(Website and app data records)

[Start of section]

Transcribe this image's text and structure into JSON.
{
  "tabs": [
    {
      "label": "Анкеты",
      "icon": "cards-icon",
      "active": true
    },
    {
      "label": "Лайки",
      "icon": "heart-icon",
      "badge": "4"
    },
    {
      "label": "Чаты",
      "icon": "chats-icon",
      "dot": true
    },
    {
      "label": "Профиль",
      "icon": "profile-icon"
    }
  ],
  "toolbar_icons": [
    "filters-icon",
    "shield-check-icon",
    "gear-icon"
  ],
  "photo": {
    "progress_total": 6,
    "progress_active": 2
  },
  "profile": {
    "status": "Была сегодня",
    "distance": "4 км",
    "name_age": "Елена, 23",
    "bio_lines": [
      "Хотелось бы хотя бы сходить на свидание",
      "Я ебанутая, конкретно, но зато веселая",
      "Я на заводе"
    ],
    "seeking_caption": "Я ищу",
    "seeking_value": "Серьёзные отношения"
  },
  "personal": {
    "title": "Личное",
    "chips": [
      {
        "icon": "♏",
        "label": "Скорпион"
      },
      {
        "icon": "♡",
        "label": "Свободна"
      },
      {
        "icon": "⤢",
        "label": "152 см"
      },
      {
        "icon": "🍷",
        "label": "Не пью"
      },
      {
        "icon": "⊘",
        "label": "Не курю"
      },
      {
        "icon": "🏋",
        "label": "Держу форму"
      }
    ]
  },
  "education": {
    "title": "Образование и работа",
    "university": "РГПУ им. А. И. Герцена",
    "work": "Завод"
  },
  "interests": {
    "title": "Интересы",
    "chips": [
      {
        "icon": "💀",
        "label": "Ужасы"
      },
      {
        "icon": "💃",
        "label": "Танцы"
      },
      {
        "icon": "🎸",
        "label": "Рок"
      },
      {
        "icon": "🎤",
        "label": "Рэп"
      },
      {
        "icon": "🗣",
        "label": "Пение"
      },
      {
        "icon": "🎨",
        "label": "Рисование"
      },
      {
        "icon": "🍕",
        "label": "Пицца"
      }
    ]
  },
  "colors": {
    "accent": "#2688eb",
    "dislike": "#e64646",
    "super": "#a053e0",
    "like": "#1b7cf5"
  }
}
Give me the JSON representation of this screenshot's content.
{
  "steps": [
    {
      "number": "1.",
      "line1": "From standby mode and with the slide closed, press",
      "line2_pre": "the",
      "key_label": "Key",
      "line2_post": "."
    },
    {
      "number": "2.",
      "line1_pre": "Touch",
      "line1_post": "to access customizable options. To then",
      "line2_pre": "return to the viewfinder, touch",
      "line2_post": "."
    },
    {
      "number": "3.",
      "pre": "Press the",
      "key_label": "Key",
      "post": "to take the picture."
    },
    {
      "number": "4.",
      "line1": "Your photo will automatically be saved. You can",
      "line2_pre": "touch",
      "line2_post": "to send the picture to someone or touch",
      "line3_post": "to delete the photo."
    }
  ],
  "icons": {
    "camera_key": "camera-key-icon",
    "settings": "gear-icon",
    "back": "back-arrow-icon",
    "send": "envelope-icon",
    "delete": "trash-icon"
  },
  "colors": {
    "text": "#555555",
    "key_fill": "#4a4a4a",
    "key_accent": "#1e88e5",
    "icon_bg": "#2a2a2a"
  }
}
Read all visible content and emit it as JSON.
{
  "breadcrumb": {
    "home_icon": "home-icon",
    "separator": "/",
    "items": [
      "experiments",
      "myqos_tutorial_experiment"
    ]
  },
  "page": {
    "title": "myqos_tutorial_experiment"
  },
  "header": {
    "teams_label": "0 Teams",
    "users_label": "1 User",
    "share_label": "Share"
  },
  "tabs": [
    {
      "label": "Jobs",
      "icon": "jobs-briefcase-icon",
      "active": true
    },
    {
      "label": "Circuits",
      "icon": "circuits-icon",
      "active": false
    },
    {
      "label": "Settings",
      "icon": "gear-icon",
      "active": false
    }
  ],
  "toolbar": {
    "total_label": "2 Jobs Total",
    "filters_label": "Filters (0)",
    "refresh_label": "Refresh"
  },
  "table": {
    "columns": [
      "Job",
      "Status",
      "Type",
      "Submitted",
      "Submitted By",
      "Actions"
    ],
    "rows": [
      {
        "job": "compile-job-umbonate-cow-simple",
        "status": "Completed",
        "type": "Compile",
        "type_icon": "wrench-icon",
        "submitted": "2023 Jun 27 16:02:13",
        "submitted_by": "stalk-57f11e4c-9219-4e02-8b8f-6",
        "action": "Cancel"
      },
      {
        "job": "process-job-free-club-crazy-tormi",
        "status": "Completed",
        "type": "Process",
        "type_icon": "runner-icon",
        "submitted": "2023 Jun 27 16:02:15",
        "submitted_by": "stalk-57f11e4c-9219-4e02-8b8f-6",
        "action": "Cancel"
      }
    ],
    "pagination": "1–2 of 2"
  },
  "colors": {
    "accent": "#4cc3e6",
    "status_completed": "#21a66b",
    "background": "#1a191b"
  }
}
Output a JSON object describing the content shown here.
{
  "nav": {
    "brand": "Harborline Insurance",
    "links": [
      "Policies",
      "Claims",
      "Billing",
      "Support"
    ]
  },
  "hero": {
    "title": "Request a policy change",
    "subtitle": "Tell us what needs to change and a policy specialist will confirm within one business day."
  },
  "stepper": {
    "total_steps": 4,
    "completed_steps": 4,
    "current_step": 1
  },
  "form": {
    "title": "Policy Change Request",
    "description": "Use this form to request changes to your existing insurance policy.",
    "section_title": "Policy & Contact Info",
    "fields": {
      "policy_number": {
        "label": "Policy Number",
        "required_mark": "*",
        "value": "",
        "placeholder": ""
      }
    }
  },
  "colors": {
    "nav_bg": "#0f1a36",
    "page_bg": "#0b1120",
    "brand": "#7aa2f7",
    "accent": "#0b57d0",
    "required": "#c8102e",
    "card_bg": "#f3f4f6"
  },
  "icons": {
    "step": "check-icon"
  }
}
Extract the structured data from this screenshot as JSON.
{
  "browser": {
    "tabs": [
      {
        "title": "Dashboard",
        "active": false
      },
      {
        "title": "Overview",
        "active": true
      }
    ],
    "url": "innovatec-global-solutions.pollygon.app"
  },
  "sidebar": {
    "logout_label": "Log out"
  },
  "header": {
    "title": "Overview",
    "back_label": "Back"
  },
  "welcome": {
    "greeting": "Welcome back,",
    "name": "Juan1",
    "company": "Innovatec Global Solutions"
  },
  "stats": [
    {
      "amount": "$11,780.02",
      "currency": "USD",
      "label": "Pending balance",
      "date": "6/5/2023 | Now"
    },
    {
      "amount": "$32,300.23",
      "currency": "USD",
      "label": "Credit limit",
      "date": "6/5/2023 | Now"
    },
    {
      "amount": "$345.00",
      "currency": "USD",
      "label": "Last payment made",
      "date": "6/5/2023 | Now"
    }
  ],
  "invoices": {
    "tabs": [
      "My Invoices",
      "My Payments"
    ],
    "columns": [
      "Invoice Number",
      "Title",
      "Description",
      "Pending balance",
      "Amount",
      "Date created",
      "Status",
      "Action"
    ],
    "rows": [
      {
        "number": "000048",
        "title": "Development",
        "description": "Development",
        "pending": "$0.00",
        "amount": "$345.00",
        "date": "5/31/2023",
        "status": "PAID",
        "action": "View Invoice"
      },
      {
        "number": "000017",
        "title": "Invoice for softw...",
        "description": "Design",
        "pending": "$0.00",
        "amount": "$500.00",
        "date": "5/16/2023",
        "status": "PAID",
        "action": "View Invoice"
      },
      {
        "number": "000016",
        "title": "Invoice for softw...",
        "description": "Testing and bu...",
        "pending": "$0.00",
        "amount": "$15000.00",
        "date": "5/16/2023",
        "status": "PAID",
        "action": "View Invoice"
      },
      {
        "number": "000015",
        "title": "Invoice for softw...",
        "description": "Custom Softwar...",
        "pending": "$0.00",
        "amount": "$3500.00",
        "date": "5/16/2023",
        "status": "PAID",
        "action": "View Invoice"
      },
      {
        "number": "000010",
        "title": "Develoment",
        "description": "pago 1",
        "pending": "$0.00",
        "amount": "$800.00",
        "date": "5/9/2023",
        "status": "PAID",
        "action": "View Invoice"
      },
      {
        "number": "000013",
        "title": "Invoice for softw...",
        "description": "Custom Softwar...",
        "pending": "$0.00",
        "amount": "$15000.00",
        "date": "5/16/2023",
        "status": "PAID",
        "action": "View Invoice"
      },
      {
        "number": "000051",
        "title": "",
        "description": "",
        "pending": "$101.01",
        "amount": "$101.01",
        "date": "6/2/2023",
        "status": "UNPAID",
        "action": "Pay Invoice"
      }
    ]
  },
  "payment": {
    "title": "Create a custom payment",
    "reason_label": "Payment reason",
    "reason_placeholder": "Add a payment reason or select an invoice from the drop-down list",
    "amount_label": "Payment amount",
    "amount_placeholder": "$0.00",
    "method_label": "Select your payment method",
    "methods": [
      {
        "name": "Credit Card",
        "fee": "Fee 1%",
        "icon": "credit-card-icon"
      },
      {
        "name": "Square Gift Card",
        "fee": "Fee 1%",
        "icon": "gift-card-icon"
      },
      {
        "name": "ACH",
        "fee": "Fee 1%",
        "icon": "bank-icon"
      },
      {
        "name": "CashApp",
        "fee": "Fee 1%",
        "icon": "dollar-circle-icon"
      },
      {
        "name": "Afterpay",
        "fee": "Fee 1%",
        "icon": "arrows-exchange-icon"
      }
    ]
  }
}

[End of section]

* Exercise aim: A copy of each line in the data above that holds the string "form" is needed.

* Solution for this exercise:
  "form": {
    "description": "Use this form to request changes to your existing insurance policy.",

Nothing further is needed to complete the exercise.